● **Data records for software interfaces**
● ● ●

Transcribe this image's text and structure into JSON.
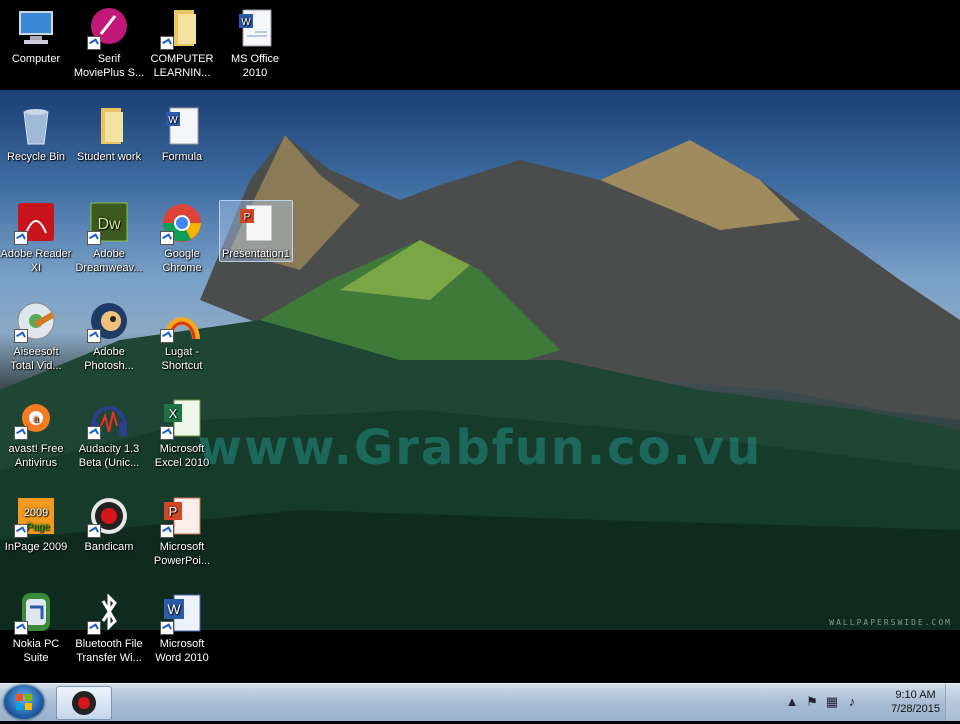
{
  "desktop": {
    "watermark": "www.Grabfun.co.vu",
    "wallpaper_credit": "WALLPAPERSWIDE.COM",
    "icons": [
      {
        "label": "Computer",
        "icon": "computer-icon"
      },
      {
        "label": "Serif\nMoviePlus S...",
        "icon": "serif-movieplus-icon"
      },
      {
        "label": "COMPUTER\nLEARNIN...",
        "icon": "folder-icon"
      },
      {
        "label": "MS Office\n2010",
        "icon": "word-doc-icon"
      },
      {
        "label": "Recycle Bin",
        "icon": "recycle-bin-icon"
      },
      {
        "label": "Student work",
        "icon": "folder-icon"
      },
      {
        "label": "Formula",
        "icon": "word-doc-icon"
      },
      {
        "label": "Adobe Reader\nXI",
        "icon": "adobe-reader-icon"
      },
      {
        "label": "Adobe\nDreamweav...",
        "icon": "dreamweaver-icon"
      },
      {
        "label": "Google\nChrome",
        "icon": "chrome-icon"
      },
      {
        "label": "Presentation1",
        "icon": "powerpoint-file-icon"
      },
      {
        "label": "Aiseesoft\nTotal Vid...",
        "icon": "aiseesoft-icon"
      },
      {
        "label": "Adobe\nPhotosh...",
        "icon": "photoshop-icon"
      },
      {
        "label": "Lugat -\nShortcut",
        "icon": "lugat-icon"
      },
      {
        "label": "avast! Free\nAntivirus",
        "icon": "avast-icon"
      },
      {
        "label": "Audacity 1.3\nBeta (Unic...",
        "icon": "audacity-icon"
      },
      {
        "label": "Microsoft\nExcel 2010",
        "icon": "excel-icon"
      },
      {
        "label": "InPage 2009",
        "icon": "inpage-icon"
      },
      {
        "label": "Bandicam",
        "icon": "bandicam-icon"
      },
      {
        "label": "Microsoft\nPowerPoi...",
        "icon": "powerpoint-icon"
      },
      {
        "label": "Nokia PC\nSuite",
        "icon": "nokia-pc-suite-icon"
      },
      {
        "label": "Bluetooth File\nTransfer Wi...",
        "icon": "bluetooth-icon"
      },
      {
        "label": "Microsoft\nWord 2010",
        "icon": "word-icon"
      }
    ]
  },
  "taskbar": {
    "clock_time": "9:10 AM",
    "clock_date": "7/28/2015",
    "tray_icons": [
      "show-hidden-icons-arrow",
      "action-center-flag-icon",
      "network-icon",
      "volume-icon"
    ]
  }
}
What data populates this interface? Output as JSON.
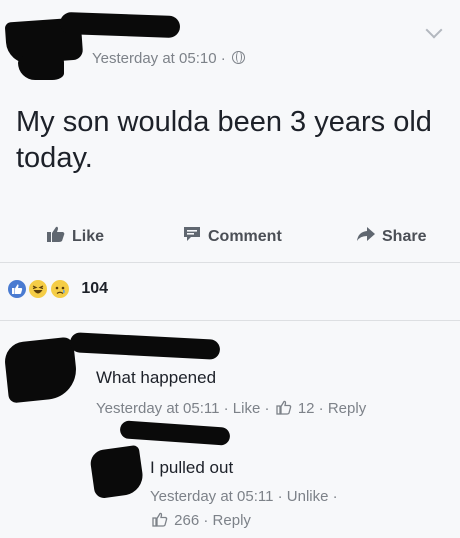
{
  "post": {
    "timestamp": "Yesterday at 05:10 ·",
    "text": "My son woulda been 3 years old today."
  },
  "actions": {
    "like": "Like",
    "comment": "Comment",
    "share": "Share"
  },
  "reactions": {
    "count": "104"
  },
  "comments": [
    {
      "text": "What happened",
      "time": "Yesterday at 05:11 ·",
      "like": "Like",
      "sep": "·",
      "likes": "12",
      "sep2": "·",
      "reply": "Reply"
    },
    {
      "text": "I pulled out",
      "time": "Yesterday at 05:11 ·",
      "unlike": "Unlike ·",
      "likes": "266",
      "sep": "·",
      "reply": "Reply"
    }
  ],
  "colors": {
    "meta": "#7d8289",
    "action": "#4b4f56",
    "like_blue": "#4a7bd1",
    "redaction": "#0a0a0a"
  },
  "icons": [
    "globe-icon",
    "chevron-down-icon",
    "thumbs-up-icon",
    "comment-icon",
    "share-arrow-icon",
    "like-reaction-icon",
    "haha-reaction-icon",
    "sad-reaction-icon"
  ]
}
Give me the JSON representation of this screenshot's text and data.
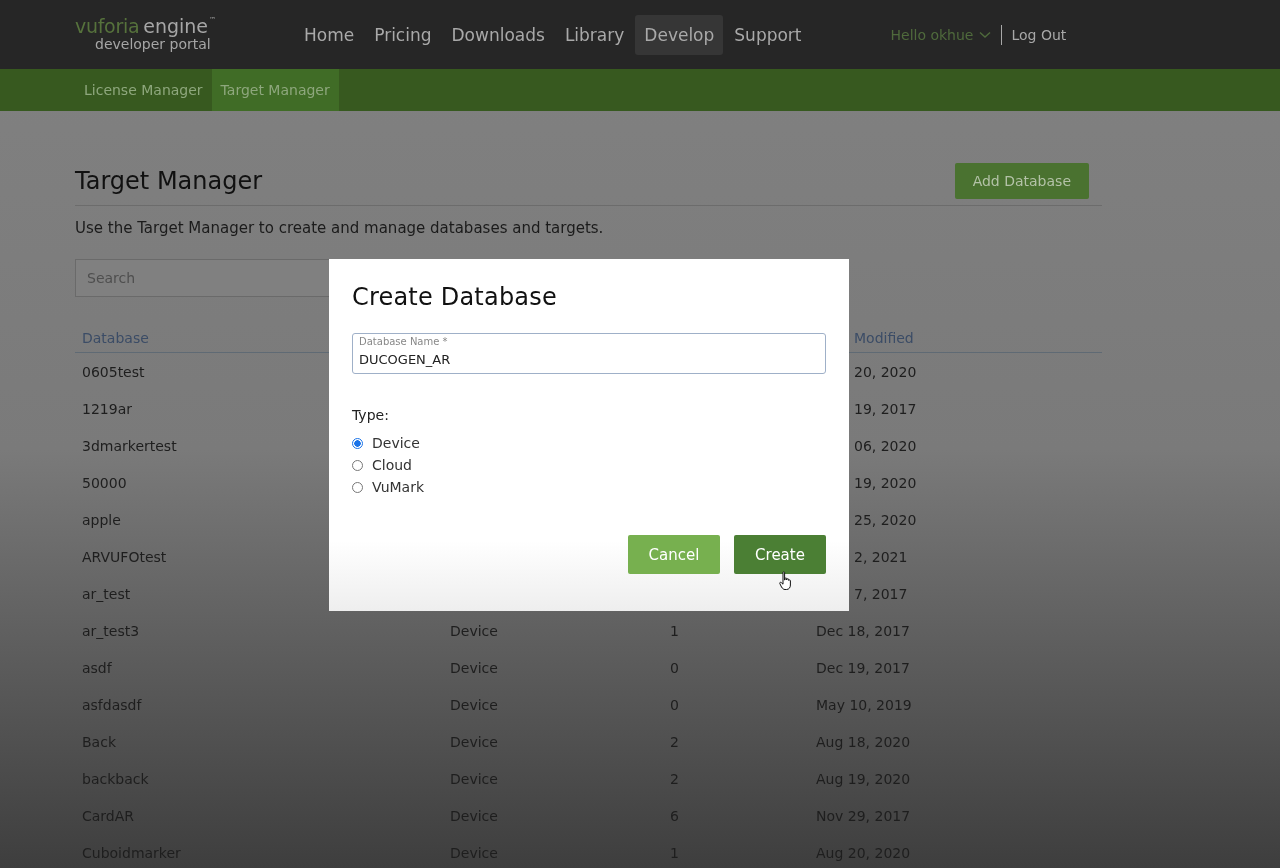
{
  "header": {
    "logo": {
      "brand": "vuforia",
      "product": "engine",
      "mark": "™",
      "subtitle": "developer portal"
    },
    "nav": [
      {
        "label": "Home",
        "selected": false
      },
      {
        "label": "Pricing",
        "selected": false
      },
      {
        "label": "Downloads",
        "selected": false
      },
      {
        "label": "Library",
        "selected": false
      },
      {
        "label": "Develop",
        "selected": true
      },
      {
        "label": "Support",
        "selected": false
      }
    ],
    "user": "Hello okhue",
    "logout": "Log Out"
  },
  "subnav": [
    {
      "label": "License Manager",
      "selected": false
    },
    {
      "label": "Target Manager",
      "selected": true
    }
  ],
  "page": {
    "title": "Target Manager",
    "add_button": "Add Database",
    "description": "Use the Target Manager to create and manage databases and targets.",
    "search": {
      "placeholder": "Search"
    }
  },
  "table": {
    "columns": [
      {
        "label": "Database",
        "covered": false
      },
      {
        "label": "Modified",
        "covered": true
      }
    ],
    "rows": [
      {
        "database": "0605test",
        "modified": "20, 2020"
      },
      {
        "database": "1219ar",
        "modified": "19, 2017"
      },
      {
        "database": "3dmarkertest",
        "modified": "06, 2020"
      },
      {
        "database": "50000",
        "modified": "19, 2020"
      },
      {
        "database": "apple",
        "modified": "25, 2020"
      },
      {
        "database": "ARVUFOtest",
        "modified": "2, 2021"
      },
      {
        "database": "ar_test",
        "modified": "7, 2017"
      },
      {
        "database": "ar_test3",
        "type": "Device",
        "targets": "1",
        "modified": "Dec 18, 2017"
      },
      {
        "database": "asdf",
        "type": "Device",
        "targets": "0",
        "modified": "Dec 19, 2017"
      },
      {
        "database": "asfdasdf",
        "type": "Device",
        "targets": "0",
        "modified": "May 10, 2019"
      },
      {
        "database": "Back",
        "type": "Device",
        "targets": "2",
        "modified": "Aug 18, 2020"
      },
      {
        "database": "backback",
        "type": "Device",
        "targets": "2",
        "modified": "Aug 19, 2020"
      },
      {
        "database": "CardAR",
        "type": "Device",
        "targets": "6",
        "modified": "Nov 29, 2017"
      },
      {
        "database": "Cuboidmarker",
        "type": "Device",
        "targets": "1",
        "modified": "Aug 20, 2020"
      }
    ]
  },
  "modal": {
    "title": "Create Database",
    "field": {
      "label": "Database Name *",
      "value": "DUCOGEN_AR"
    },
    "type_label": "Type:",
    "options": [
      {
        "label": "Device",
        "selected": true
      },
      {
        "label": "Cloud",
        "selected": false
      },
      {
        "label": "VuMark",
        "selected": false
      }
    ],
    "buttons": [
      {
        "label": "Cancel",
        "kind": "secondary"
      },
      {
        "label": "Create",
        "kind": "primary"
      }
    ]
  }
}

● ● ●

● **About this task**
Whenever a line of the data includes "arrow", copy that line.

● **Task output**
      "show-hidden-icons-arrow",
    "share-arrow-icon",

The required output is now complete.